1. Scale down. Getting limited satisfaction from small stuff can gradually ease the sense of disappointment and impending panic (what's the point? I've wasted six months reading the wrong things? etc). A week of small stuff means my desk's tidier, I've got my references up to date AND I've managed to work on small tasks which will, at some point, contribute towards the whole: drafting small sections in timed sessions; checking out bang up to date journal articles on my topic....If I haven't done what I'd ideally like to have done this week, I have, at least done something.

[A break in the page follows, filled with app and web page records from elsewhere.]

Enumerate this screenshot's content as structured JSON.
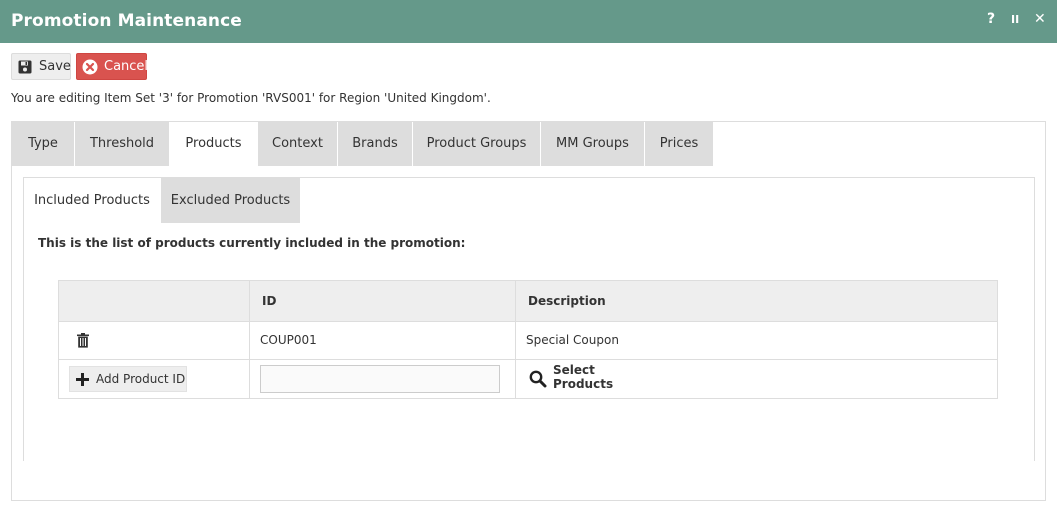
{
  "window": {
    "title": "Promotion Maintenance",
    "controls": {
      "help": "?",
      "pause": "II",
      "close": "✕"
    },
    "accent_color": "#65998a"
  },
  "toolbar": {
    "save_label": "Save",
    "save_icon": "floppy-disk-icon",
    "cancel_label": "Cancel",
    "cancel_icon": "circle-x-icon",
    "cancel_color": "#d9534f"
  },
  "info_text": "You are editing Item Set '3' for Promotion 'RVS001' for Region 'United Kingdom'.",
  "tabs": [
    {
      "label": "Type"
    },
    {
      "label": "Threshold"
    },
    {
      "label": "Products",
      "active": true
    },
    {
      "label": "Context"
    },
    {
      "label": "Brands"
    },
    {
      "label": "Product Groups"
    },
    {
      "label": "MM Groups"
    },
    {
      "label": "Prices"
    }
  ],
  "subtabs": [
    {
      "label": "Included Products",
      "active": true
    },
    {
      "label": "Excluded Products"
    }
  ],
  "description": "This is the list of products currently included in the promotion:",
  "table": {
    "columns": [
      "",
      "ID",
      "Description"
    ],
    "rows": [
      {
        "id": "COUP001",
        "description": "Special Coupon",
        "action_icon": "trash-icon"
      }
    ]
  },
  "add_row": {
    "add_button_label": "Add Product ID",
    "add_icon": "plus-icon",
    "input_value": "",
    "input_placeholder": "",
    "select_label": "Select Products",
    "select_icon": "search-icon"
  }
}
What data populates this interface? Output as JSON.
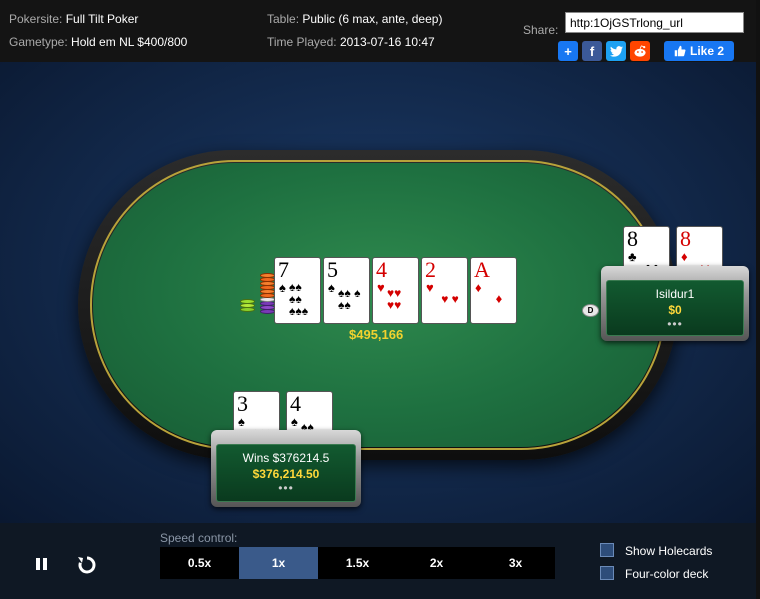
{
  "header": {
    "pokersite_label": "Pokersite:",
    "pokersite_value": "Full Tilt Poker",
    "gametype_label": "Gametype:",
    "gametype_value": "Hold em NL $400/800",
    "table_label": "Table:",
    "table_value": "Public (6 max, ante, deep)",
    "time_label": "Time Played:",
    "time_value": "2013-07-16 10:47",
    "share_label": "Share:",
    "share_url": "http:1OjGSTrlong_url",
    "share_buttons": [
      {
        "icon": "plus-icon",
        "color": "#1877f2"
      },
      {
        "icon": "facebook-icon",
        "color": "#3b5998"
      },
      {
        "icon": "twitter-icon",
        "color": "#1da1f2"
      },
      {
        "icon": "reddit-icon",
        "color": "#ff4500"
      }
    ],
    "like_label": "Like 2"
  },
  "board": {
    "cards": [
      {
        "rank": "7",
        "suit": "♠"
      },
      {
        "rank": "5",
        "suit": "♠"
      },
      {
        "rank": "4",
        "suit": "♥"
      },
      {
        "rank": "2",
        "suit": "♥"
      },
      {
        "rank": "A",
        "suit": "♦"
      }
    ],
    "pot": "$495,166"
  },
  "seats": {
    "right": {
      "name": "Isildur1",
      "stack": "$0",
      "cards": [
        {
          "rank": "8",
          "suit": "♣"
        },
        {
          "rank": "8",
          "suit": "♦"
        }
      ]
    },
    "bottom": {
      "name": "Wins $376214.5",
      "stack": "$376,214.50",
      "cards": [
        {
          "rank": "3",
          "suit": "♠"
        },
        {
          "rank": "4",
          "suit": "♠"
        }
      ]
    }
  },
  "dealer_button": "D",
  "controls": {
    "speed_label": "Speed control:",
    "speeds": [
      "0.5x",
      "1x",
      "1.5x",
      "2x",
      "3x"
    ],
    "active_speed": "1x",
    "show_holecards": "Show Holecards",
    "four_color_deck": "Four-color deck"
  }
}
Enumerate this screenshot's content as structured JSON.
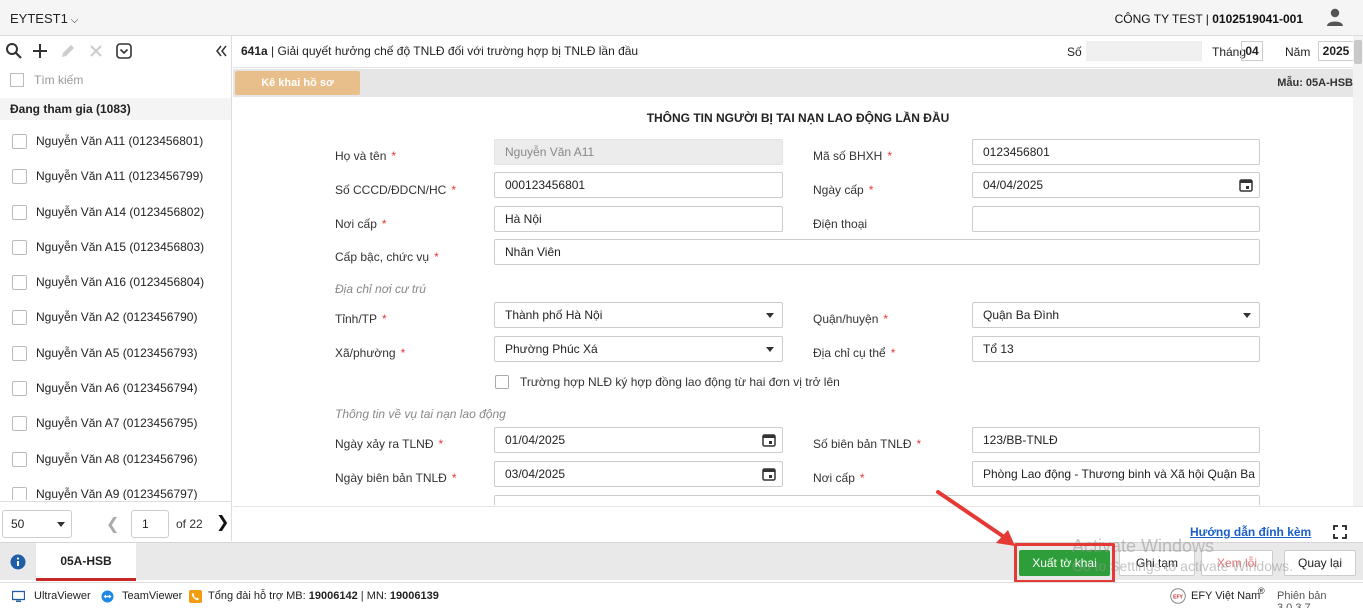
{
  "topbar": {
    "tenant": "EYTEST1",
    "company_name": "CÔNG TY TEST | ",
    "company_code": "0102519041-001"
  },
  "left_panel": {
    "search_placeholder": "Tìm kiếm",
    "group_label": "Đang tham gia (1083)",
    "items": [
      "Nguyễn Văn A11 (0123456801)",
      "Nguyễn Văn A11 (0123456799)",
      "Nguyễn Văn A14 (0123456802)",
      "Nguyễn Văn A15 (0123456803)",
      "Nguyễn Văn A16 (0123456804)",
      "Nguyễn Văn A2 (0123456790)",
      "Nguyễn Văn A5 (0123456793)",
      "Nguyễn Văn A6 (0123456794)",
      "Nguyễn Văn A7 (0123456795)",
      "Nguyễn Văn A8 (0123456796)",
      "Nguyễn Văn A9 (0123456797)"
    ],
    "pager": {
      "page_size": "50",
      "page": "1",
      "of_label": "of 22"
    }
  },
  "header": {
    "code": "641a",
    "title": " | Giải quyết hưởng chế độ TNLĐ đối với trường hợp bị TNLĐ lần đầu",
    "so_label": "Số",
    "thang_label": "Tháng",
    "thang_value": "04",
    "nam_label": "Năm",
    "nam_value": "2025"
  },
  "subbar": {
    "kekhai_label": "Kê khai hồ sơ",
    "mau_label": "Mẫu: 05A-HSB"
  },
  "form": {
    "title": "THÔNG TIN NGƯỜI BỊ TAI NẠN LAO ĐỘNG LẦN ĐẦU",
    "ho_ten_label": "Họ và tên",
    "ho_ten_value": "Nguyễn Văn A11",
    "ma_so_bhxh_label": "Mã số BHXH",
    "ma_so_bhxh_value": "0123456801",
    "cccd_label": "Số CCCD/ĐDCN/HC",
    "cccd_value": "000123456801",
    "ngay_cap_label": "Ngày cấp",
    "ngay_cap_value": "04/04/2025",
    "noi_cap_label": "Nơi cấp",
    "noi_cap_value": "Hà Nội",
    "dien_thoai_label": "Điện thoại",
    "dien_thoai_value": "",
    "cap_bac_label": "Cấp bậc, chức vụ",
    "cap_bac_value": "Nhân Viên",
    "section_address": "Địa chỉ nơi cư trú",
    "tinh_label": "Tỉnh/TP",
    "tinh_value": "Thành phố Hà Nội",
    "quan_label": "Quận/huyện",
    "quan_value": "Quận Ba Đình",
    "xa_label": "Xã/phường",
    "xa_value": "Phường Phúc Xá",
    "dia_chi_label": "Địa chỉ cụ thể",
    "dia_chi_value": "Tổ 13",
    "multi_contract_label": "Trường hợp NLĐ ký hợp đồng lao động từ hai đơn vị trở lên",
    "section_accident": "Thông tin về vụ tai nạn lao động",
    "ngay_xay_ra_label": "Ngày xảy ra TLNĐ",
    "ngay_xay_ra_value": "01/04/2025",
    "so_bien_ban_label": "Số biên bản TNLĐ",
    "so_bien_ban_value": "123/BB-TNLĐ",
    "ngay_bien_ban_label": "Ngày biên bản TNLĐ",
    "ngay_bien_ban_value": "03/04/2025",
    "noi_cap2_label": "Nơi cấp",
    "noi_cap2_value": "Phòng Lao động - Thương binh và Xã hội Quận Ba"
  },
  "guide": {
    "link_label": "Hướng dẫn đính kèm"
  },
  "footer": {
    "tab_label": "05A-HSB",
    "export_label": "Xuất tờ khai",
    "save_draft_label": "Ghi tạm",
    "view_error_label": "Xem lỗi",
    "back_label": "Quay lại",
    "watermark_line1": "Activate Windows",
    "watermark_line2": "Go to Settings to activate Windows."
  },
  "statusbar": {
    "ultraviewer": "UltraViewer",
    "teamviewer": "TeamViewer",
    "support_prefix": "Tổng đài hỗ trợ MB: ",
    "support_mb": "19006142",
    "support_mid": " | MN: ",
    "support_mn": "19006139",
    "brand": "EFY Việt Nam",
    "version": "Phiên bản 3.0.3.7"
  },
  "colors": {
    "accent_green": "#2e9e3a",
    "highlight_red": "#e53935",
    "kekhai_orange": "#e8bf8b",
    "link_blue": "#1a5fc9"
  }
}
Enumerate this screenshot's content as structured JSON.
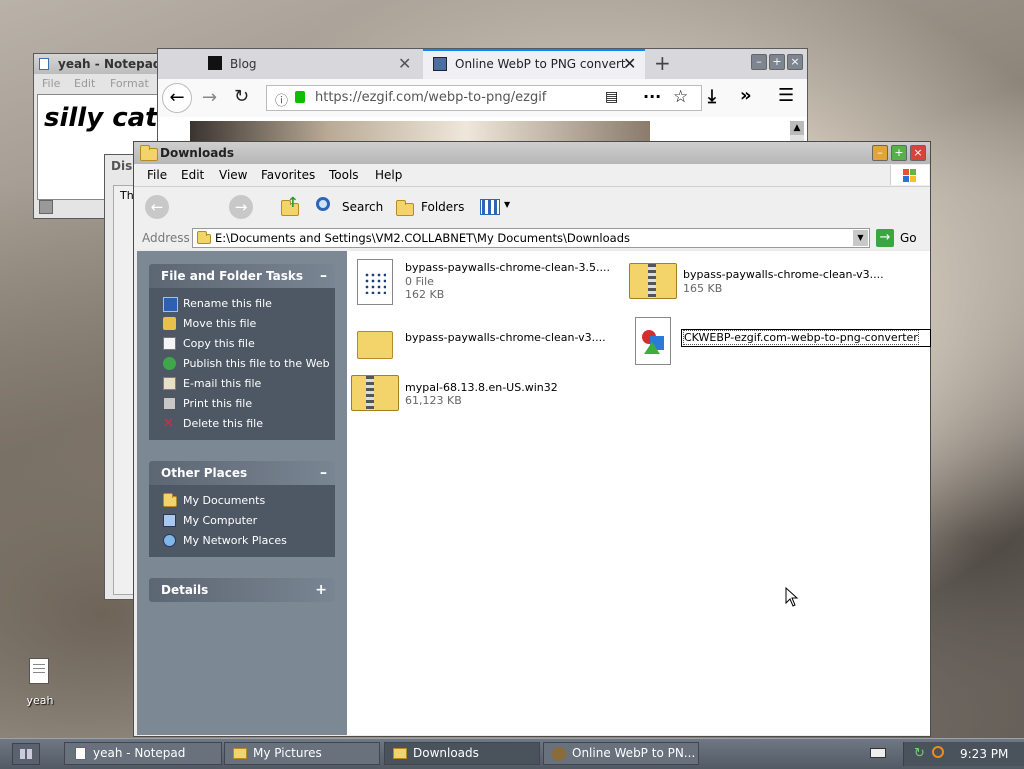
{
  "desktop": {
    "icons": [
      {
        "label": "yeah"
      }
    ]
  },
  "notepad": {
    "title": "yeah - Notepad",
    "menu": [
      "File",
      "Edit",
      "Format"
    ],
    "content": "silly cat"
  },
  "browser": {
    "tabs": [
      {
        "label": "Blog"
      },
      {
        "label": "Online WebP to PNG convert"
      }
    ],
    "url": "https://ezgif.com/webp-to-png/ezgif"
  },
  "background_window": {
    "title": "Dis",
    "tab": "Th"
  },
  "explorer": {
    "title": "Downloads",
    "menu": [
      "File",
      "Edit",
      "View",
      "Favorites",
      "Tools",
      "Help"
    ],
    "toolbar": {
      "search": "Search",
      "folders": "Folders"
    },
    "address": {
      "label": "Address",
      "path": "E:\\Documents and Settings\\VM2.COLLABNET\\My Documents\\Downloads",
      "go": "Go"
    },
    "tasks_panel": {
      "title": "File and Folder Tasks",
      "toggle": "–",
      "items": [
        "Rename this file",
        "Move this file",
        "Copy this file",
        "Publish this file to the Web",
        "E-mail this file",
        "Print this file",
        "Delete this file"
      ]
    },
    "places_panel": {
      "title": "Other Places",
      "toggle": "–",
      "items": [
        "My Documents",
        "My Computer",
        "My Network Places"
      ]
    },
    "details_panel": {
      "title": "Details",
      "toggle": "+"
    },
    "files": [
      {
        "name": "bypass-paywalls-chrome-clean-3.5....",
        "line2": "0 File",
        "line3": "162 KB"
      },
      {
        "name": "bypass-paywalls-chrome-clean-v3....",
        "line2": "165 KB"
      },
      {
        "name": "bypass-paywalls-chrome-clean-v3...."
      },
      {
        "name": "CKWEBP-ezgif.com-webp-to-png-converter"
      },
      {
        "name": "mypal-68.13.8.en-US.win32",
        "line2": "61,123 KB"
      }
    ]
  },
  "taskbar": {
    "items": [
      {
        "label": "yeah - Notepad"
      },
      {
        "label": "My Pictures"
      },
      {
        "label": "Downloads"
      },
      {
        "label": "Online WebP to PN..."
      }
    ],
    "clock": "9:23 PM"
  }
}
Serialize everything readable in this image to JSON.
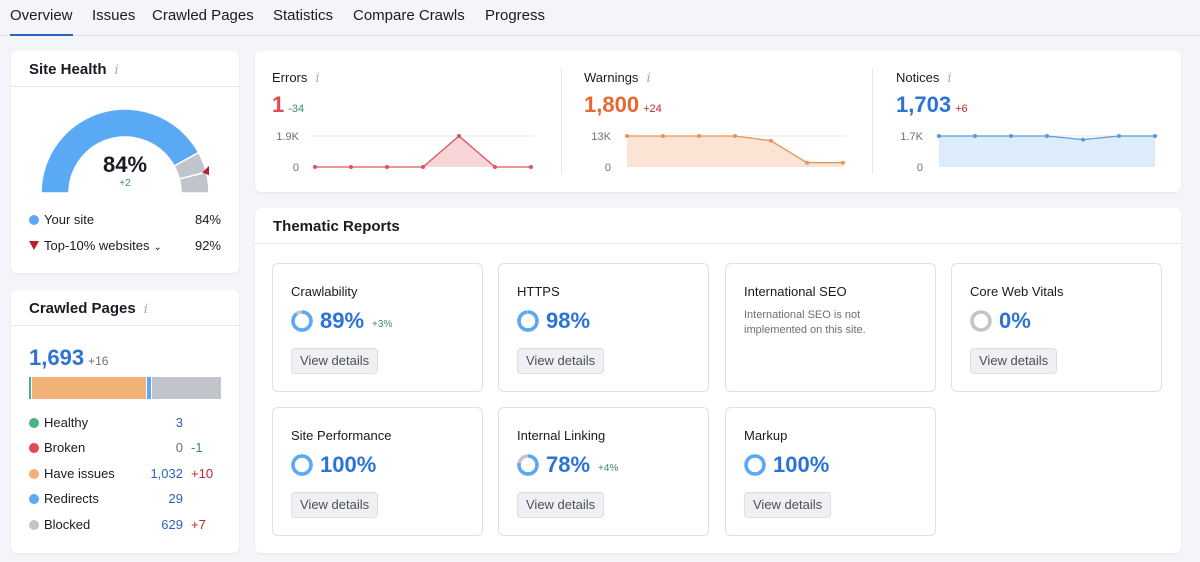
{
  "tabs": [
    {
      "label": "Overview",
      "active": true
    },
    {
      "label": "Issues"
    },
    {
      "label": "Crawled Pages"
    },
    {
      "label": "Statistics"
    },
    {
      "label": "Compare Crawls"
    },
    {
      "label": "Progress"
    }
  ],
  "site_health": {
    "title": "Site Health",
    "info_icon": "i",
    "value": "84%",
    "value_pct": 84,
    "delta": "+2",
    "top10_pct": 92,
    "legend": [
      {
        "label": "Your site",
        "value": "84%",
        "color": "#5aa9f5"
      },
      {
        "label": "Top-10% websites",
        "value": "92%",
        "color": "#b7212c"
      }
    ]
  },
  "crawled_pages": {
    "title": "Crawled Pages",
    "info_icon": "i",
    "total": "1,693",
    "total_delta": "+16",
    "rows": [
      {
        "label": "Healthy",
        "value": "3",
        "count": 3,
        "delta": "",
        "color": "#46b583"
      },
      {
        "label": "Broken",
        "value": "0",
        "count": 0,
        "delta": "-1",
        "delta_color": "#3a8e66",
        "color": "#e5474e"
      },
      {
        "label": "Have issues",
        "value": "1,032",
        "count": 1032,
        "delta": "+10",
        "delta_color": "#c1272d",
        "color": "#f2b277"
      },
      {
        "label": "Redirects",
        "value": "29",
        "count": 29,
        "delta": "",
        "color": "#5aa9f5"
      },
      {
        "label": "Blocked",
        "value": "629",
        "count": 629,
        "delta": "+7",
        "delta_color": "#c1272d",
        "color": "#c2c4cb"
      }
    ]
  },
  "issues_summary": [
    {
      "label": "Errors",
      "value": "1",
      "delta": "-34",
      "value_color": "#e5474e",
      "delta_color": "#3a8e66",
      "y_labels": [
        "1.9K",
        "0"
      ],
      "y_max": 1900,
      "line_color": "#d9535f",
      "fill_color": "#f8d5d7",
      "points": [
        0,
        0,
        0,
        0,
        1900,
        0,
        0
      ]
    },
    {
      "label": "Warnings",
      "value": "1,800",
      "delta": "+24",
      "value_color": "#e6682e",
      "delta_color": "#c1272d",
      "y_labels": [
        "13K",
        "0"
      ],
      "y_max": 13000,
      "line_color": "#e3965f",
      "fill_color": "#fce4d4",
      "points": [
        13000,
        13000,
        13000,
        13000,
        11000,
        1800,
        1800
      ]
    },
    {
      "label": "Notices",
      "value": "1,703",
      "delta": "+6",
      "value_color": "#2c73d6",
      "delta_color": "#c1272d",
      "y_labels": [
        "1.7K",
        "0"
      ],
      "y_max": 1700,
      "line_color": "#5b9bd8",
      "fill_color": "#dcecfb",
      "points": [
        1700,
        1700,
        1700,
        1700,
        1500,
        1700,
        1700
      ]
    }
  ],
  "thematic": {
    "title": "Thematic Reports",
    "button_label": "View details",
    "reports": [
      {
        "title": "Crawlability",
        "value": "89%",
        "pct": 89,
        "delta": "+3%"
      },
      {
        "title": "HTTPS",
        "value": "98%",
        "pct": 98,
        "delta": ""
      },
      {
        "title": "International SEO",
        "note": "International SEO is not implemented on this site."
      },
      {
        "title": "Core Web Vitals",
        "value": "0%",
        "pct": 0,
        "delta": ""
      },
      {
        "title": "Site Performance",
        "value": "100%",
        "pct": 100,
        "delta": ""
      },
      {
        "title": "Internal Linking",
        "value": "78%",
        "pct": 78,
        "delta": "+4%"
      },
      {
        "title": "Markup",
        "value": "100%",
        "pct": 100,
        "delta": ""
      }
    ]
  }
}
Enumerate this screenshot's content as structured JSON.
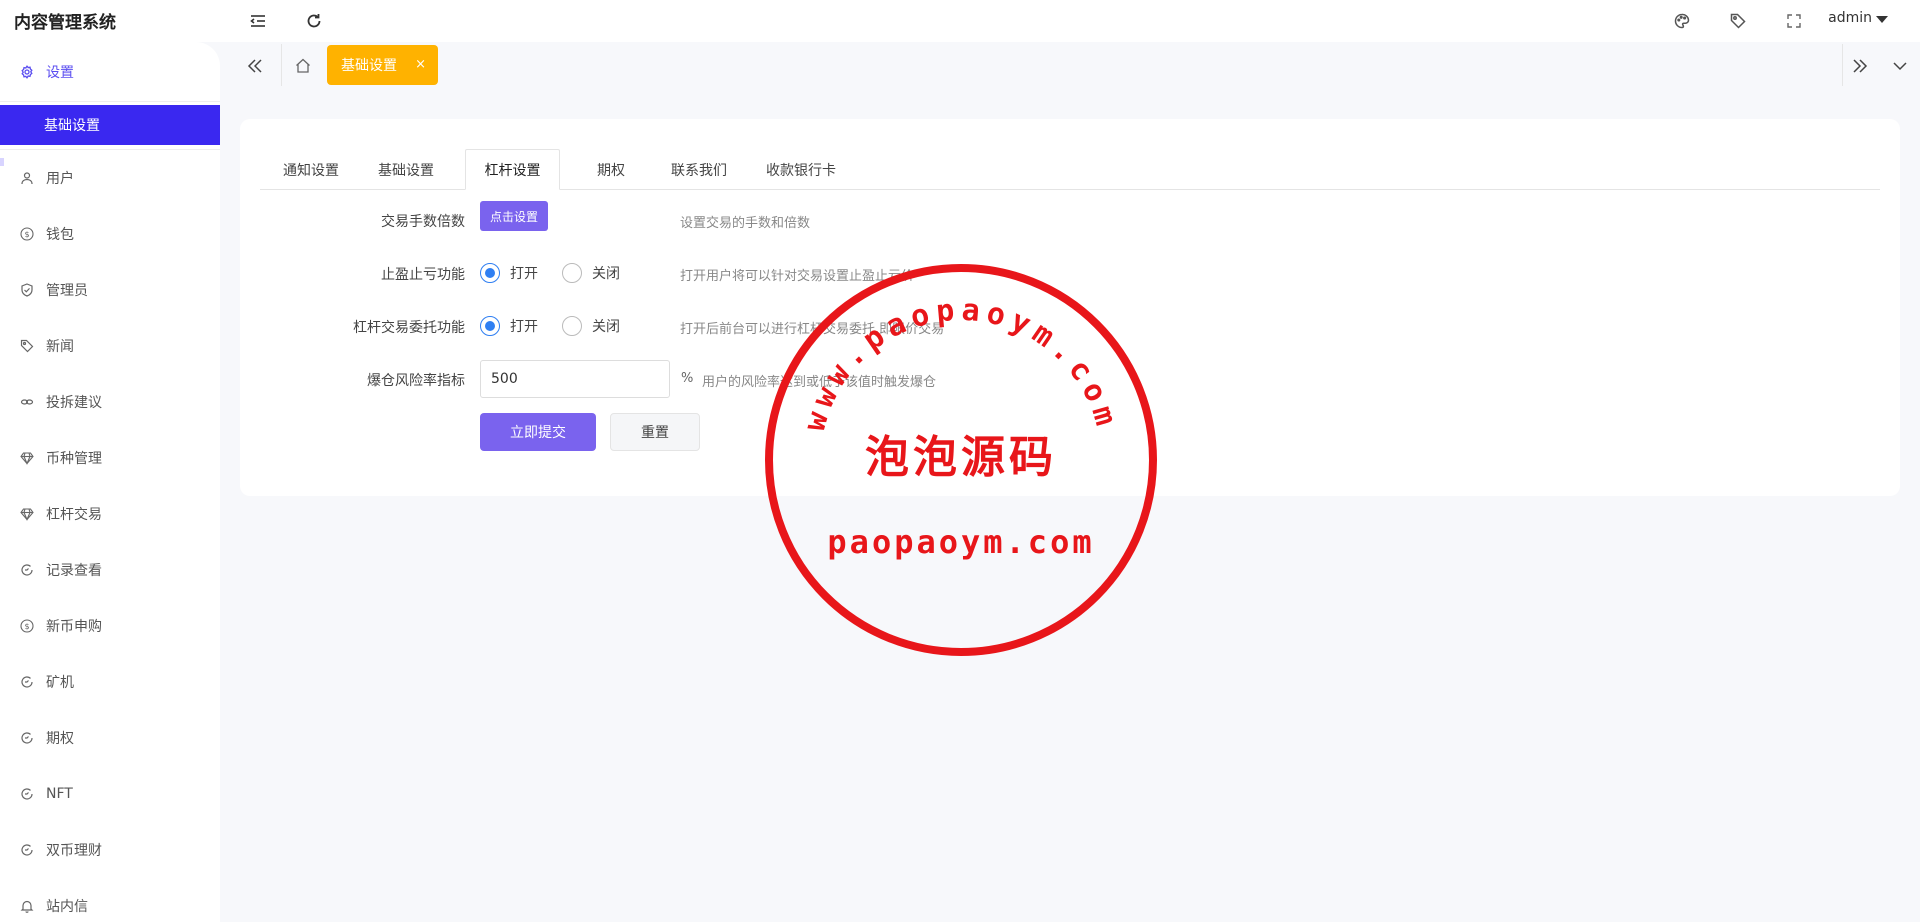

2. Let some air in. The atmosphere between you and your supervisor(s) can become very rarified. Allow yourself and your ideas to breathe. Get fresh air circulating. Talk to others in your field whose opinion you respect, absorb the implications of different perspectives, rehearse your ideas in different circles. Freshen your thinking and your conviction about your research and your right to do it may well strengthen. And there's nothing better than literally taking some air. Get outside and walk.
3. Get off the beaten track. If your confusion and sense of inadequacy are becoming entrenched, try a detour. Cross discipline, read someone/something new, go and hear someone speak/sing/play and enjoy their competence in what they do. Sometimes detours give us unexpected views of the roads we were travelling on or remind us why we chose that route in the first place.
I'll let you know how it goes....